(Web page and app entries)
==*==
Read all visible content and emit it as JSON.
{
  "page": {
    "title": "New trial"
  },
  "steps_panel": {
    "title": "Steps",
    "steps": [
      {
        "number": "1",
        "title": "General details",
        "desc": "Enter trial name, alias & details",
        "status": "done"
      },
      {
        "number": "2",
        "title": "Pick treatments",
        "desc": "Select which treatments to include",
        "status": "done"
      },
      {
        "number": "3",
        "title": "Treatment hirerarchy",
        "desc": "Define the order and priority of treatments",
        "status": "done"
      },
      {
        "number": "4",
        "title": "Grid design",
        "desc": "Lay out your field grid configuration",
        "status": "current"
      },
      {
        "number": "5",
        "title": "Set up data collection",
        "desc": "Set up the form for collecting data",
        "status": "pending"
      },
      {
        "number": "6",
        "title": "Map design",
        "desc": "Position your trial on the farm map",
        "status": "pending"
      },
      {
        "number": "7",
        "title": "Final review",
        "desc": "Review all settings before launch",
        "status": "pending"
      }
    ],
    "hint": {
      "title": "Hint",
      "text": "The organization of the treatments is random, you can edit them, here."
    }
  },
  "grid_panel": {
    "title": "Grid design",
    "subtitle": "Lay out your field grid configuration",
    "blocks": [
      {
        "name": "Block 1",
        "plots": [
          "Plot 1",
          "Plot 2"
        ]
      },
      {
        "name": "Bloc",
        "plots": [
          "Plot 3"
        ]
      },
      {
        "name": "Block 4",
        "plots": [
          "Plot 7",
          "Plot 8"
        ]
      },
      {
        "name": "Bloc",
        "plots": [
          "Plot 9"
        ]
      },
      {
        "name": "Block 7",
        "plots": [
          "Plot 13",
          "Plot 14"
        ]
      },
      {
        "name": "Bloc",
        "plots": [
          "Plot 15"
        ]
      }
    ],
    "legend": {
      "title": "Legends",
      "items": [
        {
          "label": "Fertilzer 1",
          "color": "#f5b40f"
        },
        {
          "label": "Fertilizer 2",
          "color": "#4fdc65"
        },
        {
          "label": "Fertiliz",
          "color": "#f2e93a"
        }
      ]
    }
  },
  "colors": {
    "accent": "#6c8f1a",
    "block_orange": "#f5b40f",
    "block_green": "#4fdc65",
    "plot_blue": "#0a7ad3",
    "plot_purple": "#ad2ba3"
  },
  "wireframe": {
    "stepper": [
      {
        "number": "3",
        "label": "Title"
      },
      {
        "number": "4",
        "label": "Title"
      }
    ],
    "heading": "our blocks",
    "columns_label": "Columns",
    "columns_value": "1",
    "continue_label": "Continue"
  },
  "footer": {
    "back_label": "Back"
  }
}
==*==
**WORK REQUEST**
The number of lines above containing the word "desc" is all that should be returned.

**SOLUTION TO THE EXERCISE**
7